TASK ITEM → Report back each line of the records that contains the string "value".

LISTED ENTRIES →
***

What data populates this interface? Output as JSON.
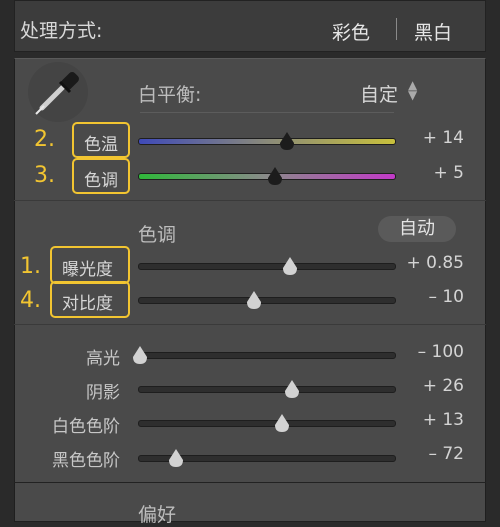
{
  "header": {
    "title": "处理方式:",
    "mode_color": "彩色",
    "mode_bw": "黑白"
  },
  "white_balance": {
    "label": "白平衡:",
    "preset": "自定",
    "temp": {
      "num": "2.",
      "label": "色温",
      "value": "+ 14",
      "level": 0.58
    },
    "tint": {
      "num": "3.",
      "label": "色调",
      "value": "+ 5",
      "level": 0.53
    }
  },
  "tone": {
    "title": "色调",
    "auto_label": "自动",
    "exposure": {
      "num": "1.",
      "label": "曝光度",
      "value": "+ 0.85",
      "level": 0.59
    },
    "contrast": {
      "num": "4.",
      "label": "对比度",
      "value": "– 10",
      "level": 0.45
    }
  },
  "presence": {
    "highlights": {
      "label": "高光",
      "value": "– 100",
      "level": 0.0
    },
    "shadows": {
      "label": "阴影",
      "value": "+ 26",
      "level": 0.6
    },
    "whites": {
      "label": "白色色阶",
      "value": "+ 13",
      "level": 0.56
    },
    "blacks": {
      "label": "黑色色阶",
      "value": "– 72",
      "level": 0.14
    }
  },
  "footer": {
    "title": "偏好"
  },
  "colors": {
    "highlight": "#f2c531",
    "panel": "#4a4a4a"
  }
}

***

RESULT FOR THIS TASK →
      "value": "+ 14",
      "value": "+ 5",
      "value": "+ 0.85",
      "value": "– 10",
      "value": "– 100",
      "value": "+ 26",
      "value": "+ 13",
      "value": "– 72",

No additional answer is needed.